Federer won 6-3, 6-4 in the semifinals of the BNP Paribas Open on Saturday night in a match that got started nearly three hours late because of rain. Wind whipped the court and temperatures plunged 20 degrees from Friday's high in the 80s.
"I had a no-lose mentality," said Federer, who has been sick with a cold during the tournament. "I didn't expect myself to play so well, and this is sometimes when you can pull off the biggest wins of your career. That's where I'm happy I gave myself a chance this week."
No. 3 Federer will play 11th-ranked John Isner in Sunday's final, a rematch of their Davis Cup showdown last month in which Isner won on clay in Switzerland.
"Without taking anything away from John in Switzerland, the conditions were extremely tough for both of the players. It was altitude, it was a clay that was virtually unplayable. Every second bounce had a bad bounce in it," Federer said. "So tomorrow hopefully will be a bit more normal."
Isner fired 20 aces, including one at 135-mph on his fourth match point, to beat top-ranked Novak Djokovic 7-6 (7), 3-6, 7-6 (5) in the other semifinal.
Nadal's grumpy expression matched his out-of-sorts body language as what he called the "crazy wind" picked up. The cold made Nadal's favored topspin shots more difficult and made the ball bounce lower than it would in the heat.
"He was better than me, and that's it," Nadal said. "I understand what I had to do too late to have more chances to win the match."
Nadal netted a forehand to give Federer match point when rain drops slickened the lines on the court and the chair umpire halted the action. The players sat in their chairs trying to stay warm.
"I was just really hoping that we don't have to go off court because that would have really been tough on the fans, too," Federer said.
Minutes later, Federer got up and smacked an ace wide to Nadal's forehand side, giving him his first win over Nadal since last year's ATP World Tour finals. The Swiss star still trails their series 18-10.

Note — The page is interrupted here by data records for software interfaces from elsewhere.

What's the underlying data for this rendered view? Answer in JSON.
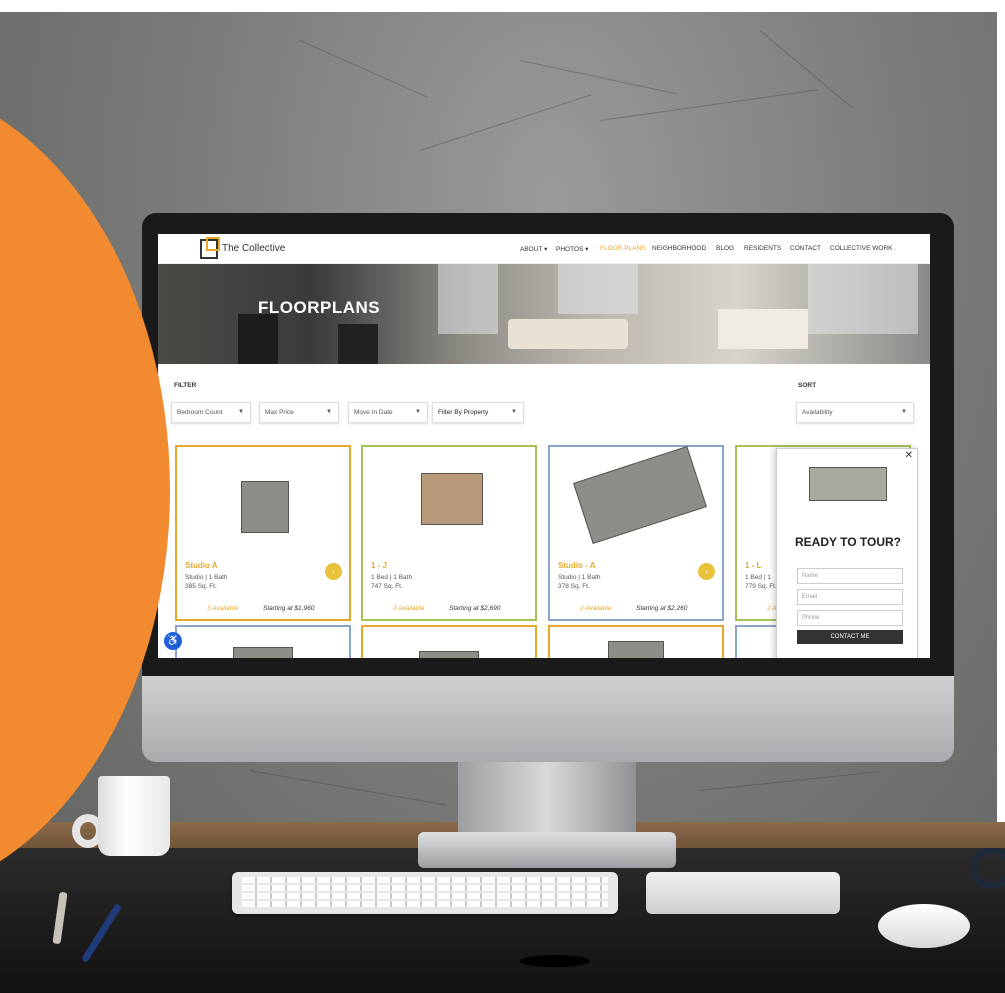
{
  "site": {
    "brand": "The Collective",
    "nav": [
      {
        "label": "ABOUT ▾",
        "active": false
      },
      {
        "label": "PHOTOS ▾",
        "active": false
      },
      {
        "label": "FLOOR PLANS",
        "active": true
      },
      {
        "label": "NEIGHBORHOOD",
        "active": false
      },
      {
        "label": "BLOG",
        "active": false
      },
      {
        "label": "RESIDENTS",
        "active": false
      },
      {
        "label": "CONTACT",
        "active": false
      },
      {
        "label": "COLLECTIVE WORK",
        "active": false
      }
    ]
  },
  "hero": {
    "title": "FLOORPLANS"
  },
  "filter": {
    "label": "FILTER",
    "selects": [
      "Bedroom Count",
      "Max Price",
      "Move In Date",
      "Filter By Property"
    ]
  },
  "sort": {
    "label": "SORT",
    "value": "Availability"
  },
  "cards": [
    {
      "title": "Studio A",
      "beds": "Studio | 1 Bath",
      "sqft": "385 Sq. Ft.",
      "available": "3 Available",
      "price": "Starting at $1,960",
      "border": "#e8a92b"
    },
    {
      "title": "1 - J",
      "beds": "1 Bed | 1 Bath",
      "sqft": "747 Sq. Ft.",
      "available": "3 Available",
      "price": "Starting at $2,690",
      "border": "#a6c35a"
    },
    {
      "title": "Studio - A",
      "beds": "Studio | 1 Bath",
      "sqft": "378 Sq. Ft.",
      "available": "2 Available",
      "price": "Starting at $2,260",
      "border": "#8aa5c9"
    },
    {
      "title": "1 - L",
      "beds": "1 Bed | 1",
      "sqft": "779 Sq. Ft.",
      "available": "2 A",
      "price": "",
      "border": "#a6c35a"
    }
  ],
  "popup": {
    "title": "READY TO TOUR?",
    "name_placeholder": "Name",
    "email_placeholder": "Email",
    "phone_placeholder": "Phone",
    "button": "CONTACT ME",
    "close": "✕"
  },
  "colors": {
    "accent_orange": "#f28a30",
    "brand_gold": "#e8a92b",
    "card_green": "#a6c35a",
    "card_blue": "#8aa5c9",
    "access_blue": "#1f5fe0"
  }
}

"It's not like I haven't beaten him in 10 years," Federer said, laughing.
Information from The Associated Press was used in this report.